When you make a point, refer to the text and give an example to back up what you say. The best way to do this is to use a quotation from the text. Quotations Remember to include quotations, but not too many and don't make them too long. A good quotation can be a line or two long or just a few words from a line. Do not copy out whole long sections from texts as this is wasting time. Selection Don't retell the plot of the story.
The important thing is to be selective in the way you use the text. Answer the question It sounds obvious, but it's so easy to forget the question and write the essay you did in the mock. When you have finished a paragraph read it through and ask yourself. Conclusion At the end, try to draw all the strands of your various points together.
This should be the part of your essay that answers the question most directly and forcefully. Keep checking the question. An explanation of how the evidence you have used explains your point. Returning once more to the textile metaphor, this is the part of the essay in which you take the threads of the argument you have mentioned in your introduction and flesh them out to make part of the picture. Conclusion: At A level you are not required to write a long conclusion, really it only needs a couple of lines.
However, summarizing and qualifying your argument is essential for a good essay. The metaphor of the textile has always helped me to structure my essays, but there may be other metaphors that help you to think through the structure. You might imagine an essay as a piece of detective work in which we have to find evidence in the text to explain a particular idea, or you may imagine it as a puzzle. Whatever your approach, the more you practice writing good essay plans the better your structure will be!
Looking for more help? Mention specific places by name, and communicate the facts accurately. Your teacher will be assessing not just your knowledge, but your ability to support what you say with relevant information that proves it. You can do this by organising the content of your essay into categories, considering different factors in turn, such as the scale of the issue, and the timeframe and environment involved.
Discuss the various factors involved logically, one by one, such as the environmental impact of climate change or a natural disaster such as a tsunami or volcanic eruption , followed by its physical, economic, social and political implications.
Acknowledging the numerous nuances of the situation will demonstrate your appreciation of its complexity and show that you are thinking at a high level. Classical Civilisations You can study art and sculpture to learn more about the civilisations that produced them. As the study of the ancient world primarily ancient Rome and Greece , Classical Civilisations combines archaeology and history, looking both at what survives materially from small finds, to art and sculpture, to temples and what survives in the way of texts by ancient authors.

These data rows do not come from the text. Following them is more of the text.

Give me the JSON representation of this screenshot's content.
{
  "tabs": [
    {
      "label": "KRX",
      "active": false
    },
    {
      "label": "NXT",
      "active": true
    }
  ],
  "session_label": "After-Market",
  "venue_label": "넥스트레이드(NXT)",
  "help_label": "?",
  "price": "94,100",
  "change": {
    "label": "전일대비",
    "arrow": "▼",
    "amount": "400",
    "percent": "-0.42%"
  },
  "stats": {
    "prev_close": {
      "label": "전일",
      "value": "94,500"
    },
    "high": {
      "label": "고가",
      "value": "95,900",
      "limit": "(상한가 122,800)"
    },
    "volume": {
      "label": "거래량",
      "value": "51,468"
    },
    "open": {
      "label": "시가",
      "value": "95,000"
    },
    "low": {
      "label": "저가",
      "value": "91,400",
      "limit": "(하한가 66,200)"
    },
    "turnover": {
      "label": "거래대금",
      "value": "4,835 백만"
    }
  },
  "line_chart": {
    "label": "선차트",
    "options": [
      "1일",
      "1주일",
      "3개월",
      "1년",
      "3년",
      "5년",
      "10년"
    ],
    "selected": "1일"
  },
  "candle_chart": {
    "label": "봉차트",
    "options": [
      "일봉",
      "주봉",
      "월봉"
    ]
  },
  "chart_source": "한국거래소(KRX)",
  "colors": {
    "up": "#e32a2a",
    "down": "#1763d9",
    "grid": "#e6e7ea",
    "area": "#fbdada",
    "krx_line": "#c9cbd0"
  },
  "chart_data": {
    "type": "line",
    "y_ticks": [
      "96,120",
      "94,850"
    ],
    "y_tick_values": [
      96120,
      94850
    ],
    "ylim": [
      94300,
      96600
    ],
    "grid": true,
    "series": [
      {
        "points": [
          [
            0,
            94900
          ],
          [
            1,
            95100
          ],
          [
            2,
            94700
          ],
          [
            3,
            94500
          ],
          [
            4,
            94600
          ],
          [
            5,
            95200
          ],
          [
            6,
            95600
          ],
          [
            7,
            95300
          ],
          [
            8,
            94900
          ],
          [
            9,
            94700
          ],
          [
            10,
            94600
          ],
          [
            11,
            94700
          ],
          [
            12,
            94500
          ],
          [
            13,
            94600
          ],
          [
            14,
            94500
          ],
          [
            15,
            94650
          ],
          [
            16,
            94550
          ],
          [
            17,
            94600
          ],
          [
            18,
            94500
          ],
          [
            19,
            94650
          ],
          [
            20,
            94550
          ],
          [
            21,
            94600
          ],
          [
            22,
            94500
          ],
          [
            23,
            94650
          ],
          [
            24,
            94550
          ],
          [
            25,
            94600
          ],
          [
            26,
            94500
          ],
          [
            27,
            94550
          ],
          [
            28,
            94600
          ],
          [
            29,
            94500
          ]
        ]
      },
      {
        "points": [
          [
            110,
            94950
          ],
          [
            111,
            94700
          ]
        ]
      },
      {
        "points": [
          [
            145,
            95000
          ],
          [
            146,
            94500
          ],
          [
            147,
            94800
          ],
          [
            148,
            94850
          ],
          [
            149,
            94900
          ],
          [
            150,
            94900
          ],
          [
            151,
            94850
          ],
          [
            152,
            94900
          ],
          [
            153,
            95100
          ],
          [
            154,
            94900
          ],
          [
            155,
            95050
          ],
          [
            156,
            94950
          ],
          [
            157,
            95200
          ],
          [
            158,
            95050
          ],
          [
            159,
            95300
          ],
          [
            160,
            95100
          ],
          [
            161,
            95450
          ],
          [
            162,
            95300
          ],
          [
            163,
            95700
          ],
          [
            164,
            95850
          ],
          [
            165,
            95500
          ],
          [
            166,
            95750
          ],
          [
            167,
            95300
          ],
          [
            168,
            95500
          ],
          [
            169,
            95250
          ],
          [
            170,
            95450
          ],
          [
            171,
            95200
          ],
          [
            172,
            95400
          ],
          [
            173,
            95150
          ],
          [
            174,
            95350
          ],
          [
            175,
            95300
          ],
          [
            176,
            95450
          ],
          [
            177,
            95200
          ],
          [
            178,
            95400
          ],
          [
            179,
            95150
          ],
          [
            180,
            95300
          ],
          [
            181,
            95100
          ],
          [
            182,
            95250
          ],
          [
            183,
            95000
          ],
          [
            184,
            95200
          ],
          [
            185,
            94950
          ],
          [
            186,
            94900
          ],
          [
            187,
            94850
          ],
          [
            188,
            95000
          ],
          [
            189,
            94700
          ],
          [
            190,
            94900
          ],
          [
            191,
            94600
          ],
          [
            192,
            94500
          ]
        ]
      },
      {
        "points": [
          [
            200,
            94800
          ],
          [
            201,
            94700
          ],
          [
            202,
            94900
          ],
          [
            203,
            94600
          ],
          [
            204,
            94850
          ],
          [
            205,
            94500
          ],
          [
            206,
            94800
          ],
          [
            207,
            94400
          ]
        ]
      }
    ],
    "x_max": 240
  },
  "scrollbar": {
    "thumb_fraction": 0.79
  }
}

A good essay for this subject analyses, evaluates and interprets. The historical elements of the subject will require the same set of skills we discussed for History earlier, while the archaeological components of this subject require slightly different skills.
With your archaeologist hat on, your job becomes similar to that of a detective, piecing together clues.
Archaeology crosses over into science, and with that comes scientific considerations such as how archaeological evidence has been gathered — the methods used, their reliability, whether or not they could have been tampered with, how accurately they were recorded, and so on. And, as with any subject, looking at both sides of any argument is crucial to good grades.
Science subjects It would not be appropriate to mention how fantastic you think the Hubble Space Telescope is. While the fundamentals of scientific essay writing are the same as any other subject — having a logical structure, well-developed argument, and so on — there are a few subject-specific considerations to bear in mind, and some common pitfalls to watch out for.
Psychology Psychology, though a science subject, has some overlap with the humanities — some Psychology degrees are BAs rather than BScs.
And, as with any subject, looking at both sides of any argument is crucial to good grades. Geography is a subject that crosses the divide between the sciences and the humanities , considering both physical processes and human activities and their effects on the world around us. When writing your essay you should devote one or two paragraphs to each idea from your plan. The metaphor of the textile has always helped me to structure my essays, but there may be other metaphors that help you to think through the structure. Focus on using as wide a variety of vocabulary and tenses as you can. In that, like a textile, an essay is constructed from different threads of arguments that each connect and weave together in order to make a grander picture.
This should be the part of your essay that answers the question most directly and forcefully. The next step is to plan your essay. If you ask me, there are three stages to writing a degree level essay for English— researching , planning and writing.
Classical Civilisations You can study art and sculpture to learn more about the civilisations that produced them.
Spend about 5 or 10 minutes planning as this will help you make sure you have chosen the right question because then you know you have lots of material to cover.
In the Heathcliff example, you could quote specific words and phrases that show similarities in the way Heathcliff is described and the way in which the moorland landscape and weather are described. Most essays consist of three to five paragraphs or sections, addressing different schools of thought , and arguing for and against a hypothesis to come to a conclusion. With your archaeologist hat on, your job becomes similar to that of a detective, piecing together clues. Selection Don't retell the plot of the story. In this article, we look at the particular skills needed to write great essays for individual A-level subjects, so that you can familiarise yourself with what you need to do to excel in whatever A-levels you happen to be studying.
Quotations Remember to include quotations, but not too many and don't make them too long. Paragraphing Make sure you use them as it makes your writing clearer for you and the examiner. How do I structure an English literature essay at A-Level? For an A you need to be analytical and exploratory. Focus on using as wide a variety of vocabulary and tenses as you can.